RECORDED DATA:
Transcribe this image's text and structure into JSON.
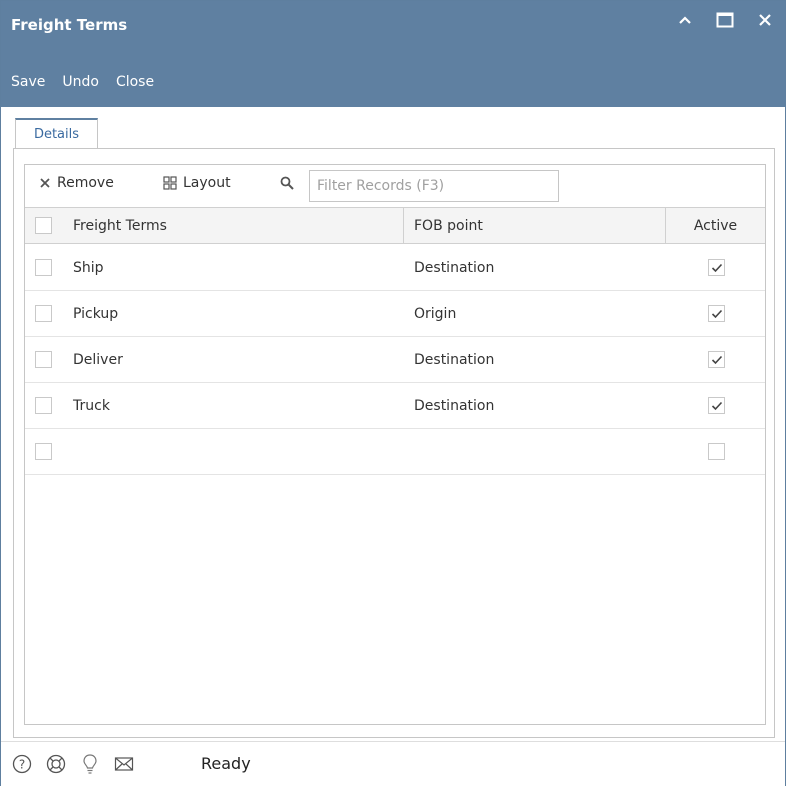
{
  "window": {
    "title": "Freight Terms"
  },
  "menu": {
    "save": "Save",
    "undo": "Undo",
    "close": "Close"
  },
  "tabs": [
    {
      "label": "Details",
      "active": true
    }
  ],
  "toolbar": {
    "remove_label": "Remove",
    "layout_label": "Layout",
    "filter_placeholder": "Filter Records (F3)"
  },
  "table": {
    "columns": [
      "Freight Terms",
      "FOB point",
      "Active"
    ],
    "rows": [
      {
        "freight_terms": "Ship",
        "fob_point": "Destination",
        "active": true
      },
      {
        "freight_terms": "Pickup",
        "fob_point": "Origin",
        "active": true
      },
      {
        "freight_terms": "Deliver",
        "fob_point": "Destination",
        "active": true
      },
      {
        "freight_terms": "Truck",
        "fob_point": "Destination",
        "active": true
      },
      {
        "freight_terms": "",
        "fob_point": "",
        "active": false
      }
    ]
  },
  "status": {
    "text": "Ready",
    "icons": [
      "help-icon",
      "lifebuoy-icon",
      "lightbulb-icon",
      "mail-icon"
    ]
  },
  "colors": {
    "header": "#5f80a1",
    "tab_accent": "#5f80a1",
    "tab_text": "#3a6aa0"
  }
}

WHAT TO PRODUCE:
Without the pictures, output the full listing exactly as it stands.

ANSWER BOX:
Transcribe this image's text and structure into JSON.
{
  "window": {
    "title": "Freight Terms"
  },
  "menu": {
    "save": "Save",
    "undo": "Undo",
    "close": "Close"
  },
  "tabs": [
    {
      "label": "Details",
      "active": true
    }
  ],
  "toolbar": {
    "remove_label": "Remove",
    "layout_label": "Layout",
    "filter_placeholder": "Filter Records (F3)"
  },
  "table": {
    "columns": [
      "Freight Terms",
      "FOB point",
      "Active"
    ],
    "rows": [
      {
        "freight_terms": "Ship",
        "fob_point": "Destination",
        "active": true
      },
      {
        "freight_terms": "Pickup",
        "fob_point": "Origin",
        "active": true
      },
      {
        "freight_terms": "Deliver",
        "fob_point": "Destination",
        "active": true
      },
      {
        "freight_terms": "Truck",
        "fob_point": "Destination",
        "active": true
      },
      {
        "freight_terms": "",
        "fob_point": "",
        "active": false
      }
    ]
  },
  "status": {
    "text": "Ready",
    "icons": [
      "help-icon",
      "lifebuoy-icon",
      "lightbulb-icon",
      "mail-icon"
    ]
  },
  "colors": {
    "header": "#5f80a1",
    "tab_accent": "#5f80a1",
    "tab_text": "#3a6aa0"
  }
}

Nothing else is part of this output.